=== RECORDED DATA ===
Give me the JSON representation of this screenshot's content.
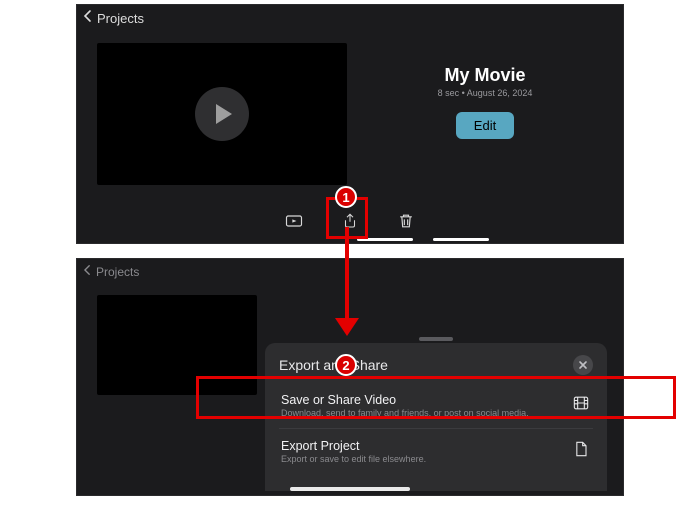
{
  "nav": {
    "back_label": "Projects"
  },
  "project": {
    "title": "My Movie",
    "duration": "8 sec",
    "date": "August 26, 2024",
    "edit_label": "Edit"
  },
  "toolbar": {
    "play_icon": "play-rect-icon",
    "share_icon": "share-icon",
    "delete_icon": "trash-icon"
  },
  "sheet": {
    "title": "Export and Share",
    "rows": [
      {
        "title": "Save or Share Video",
        "subtitle": "Download, send to family and friends, or post on social media.",
        "icon": "film-icon"
      },
      {
        "title": "Export Project",
        "subtitle": "Export or save to edit file elsewhere.",
        "icon": "document-icon"
      }
    ]
  },
  "annotations": {
    "step1": "1",
    "step2": "2"
  }
}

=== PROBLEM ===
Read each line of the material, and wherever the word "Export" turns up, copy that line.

=== YOUR RESPONSE ===
    "title": "Export and Share",
        "title": "Export Project",
        "subtitle": "Export or save to edit file elsewhere.",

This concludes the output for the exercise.